Who’s land is the Holy Land?
In 1917, the British Foreign Secretary, Arthur Balfour, wrote a private letter to Baron Rothschild in which he declared British support for the creation of a Jewish National home in the area that is now Israel. The National Home included the land east of the River Jordan, then called the TransJordan, and now called the Hashemite Kingdom of Jordan. (This changed in 1923 at the Treaty of Lausanne when the British made diplomatic concessions to Emir Faisal and his brothers after they lost control of the Hejaz to Ibn Saud) This dream gained support from the Arab leader, Emir Faisal. The agreement was that Faisal and the Arabs would support the creation of a Jewish state in the now British controlled area, and the Jews would support an Arab state in the majority of the rest of the area. Some reports claim that Faisal said “A Jewish state would be good for the area.”
The End of the British Mandate
What happened next was an outbreak of anti-Zionist, anti-Jewish violence by the Arab residents of the area. Many of the Arabs were second or third generation immigrants themselves. This eventually turned into all out war between the two populations over the Holy Land. The British were caught in the middle. At various times, the British Army and diplomatic staff supported one side or the other. Many soldiers and civilians were killed in direct confrontation, or more often, in crossfire trying to restore calm. Eventually this led, in 1947, to the UN agreement to partition the British Mandate of Palestine. The Jews received a small percentage of the land, and the Arabs received the rest, including TransJordan, Syria and Lebanon. But still, the Arabs rejected this and invaded Israel from multiple directions. Following Israel’s stunning victory in the War of Independence, the State of Israel emerged and many Arab residents fled of their own accord.

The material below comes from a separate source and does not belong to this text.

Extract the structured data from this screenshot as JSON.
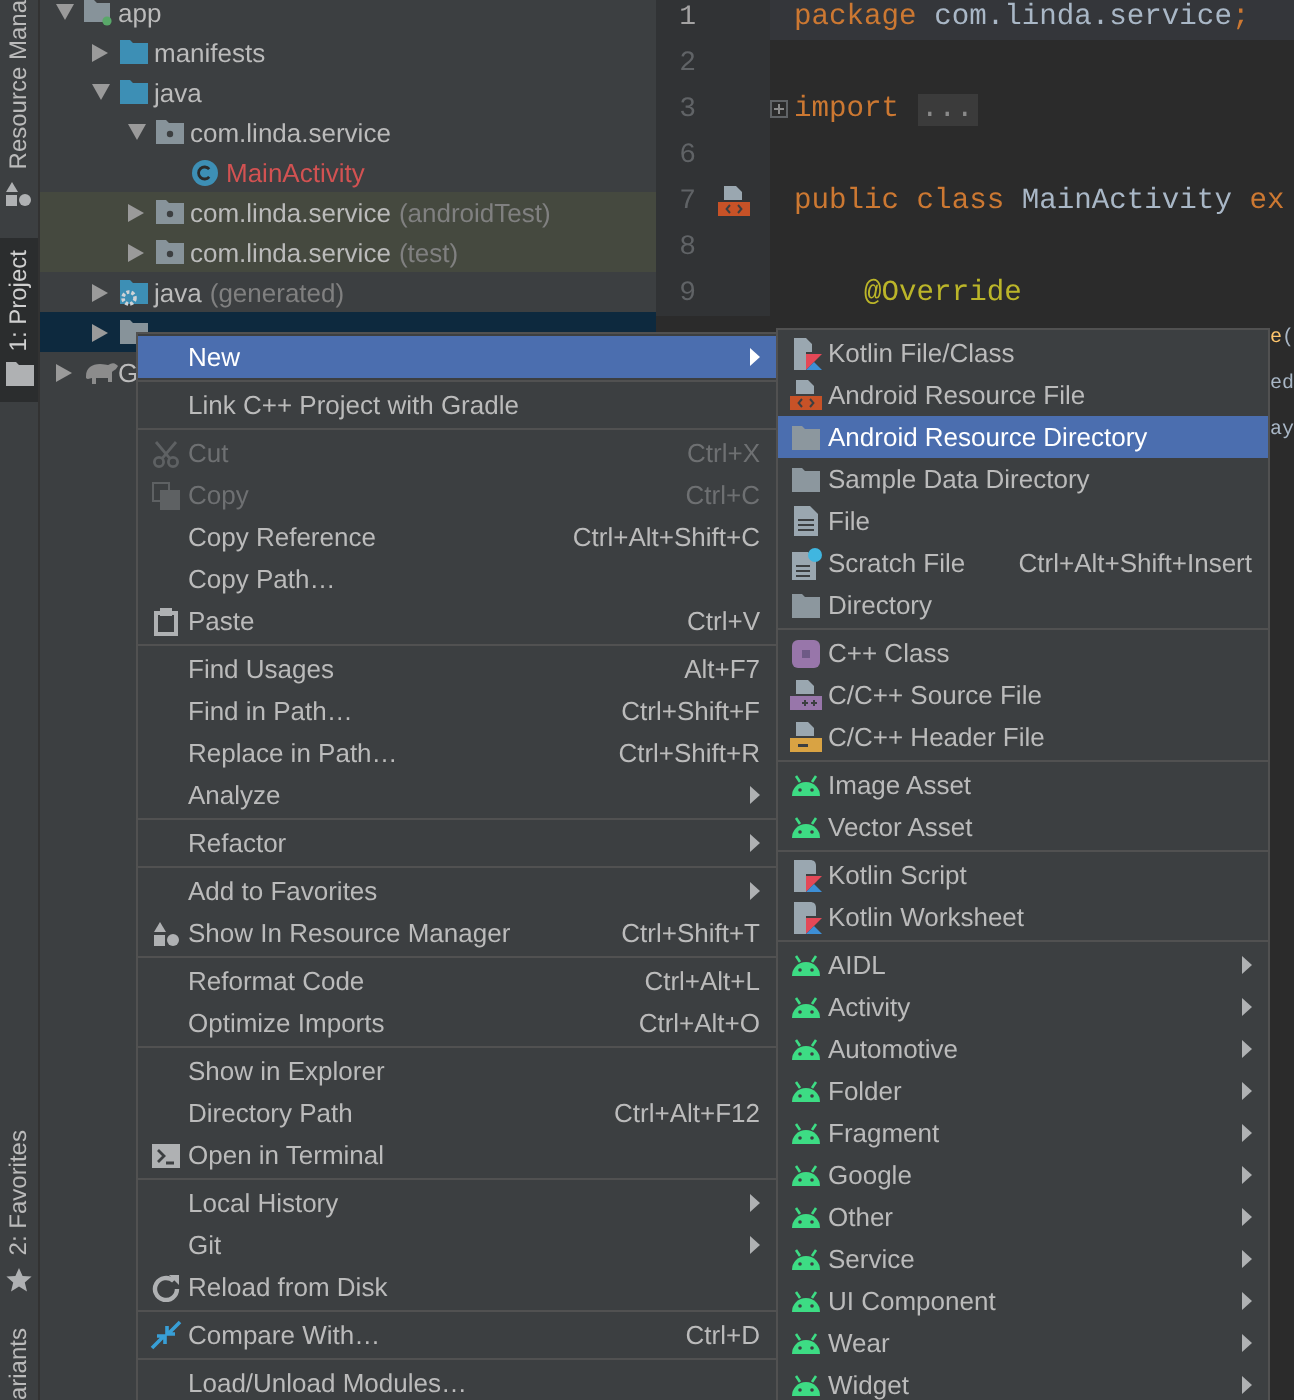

What became of these Arabs? There was never a national identity as such. However, Arab leaders fabricated a national identity for the refugees for political reasons between 1964 and 1967. Former PLO member Walid Shoebat even said, “We considered ourselves Jordanian until the Jews returned to Jerusalem [The reunification in 1967.] Then all of the sudden we were Palestinians. They removed the star from the Jordanian flag and all at once we had a Palestinian flag.” Most Arab countries where the descendants of these so -called “Palestinian Refugees” are denied many basic rights, including citizenship. The Arabs who are under PA or Israeli control tend to have better rights than their cousins in neighboring countries. Many of these rights are provided them by the Israeli State despite many not recognizing Israel’s right to exist.
The Arab League created the “Palestinian” identity as an excuse to not grant rights to their brethren. This way the Arab league criticized Israel in various international forums. Israel wants to find a solution for the refugees, but the Arab leadership does not want anything of the sort. They prefer to leave the “Palestinians” in the status quo. This is the best option for the Arab League to reach its true wish – the destruction of the state of Israel.
The “Palestinian” people are downtrodden and repressed by their own kind, other Arabs. The world refuses to accept this and ties everything bad that happens to the refugees to Israel. They have attempted to stay out of the civil war. But when they have been attacked, instead of blaming those who attack them, Israel gets blamed as “they are only there because of Israel.” This is a problem the world has but does not see and it is up to every supporter of Israel to do something and make their own governments and press see the truth.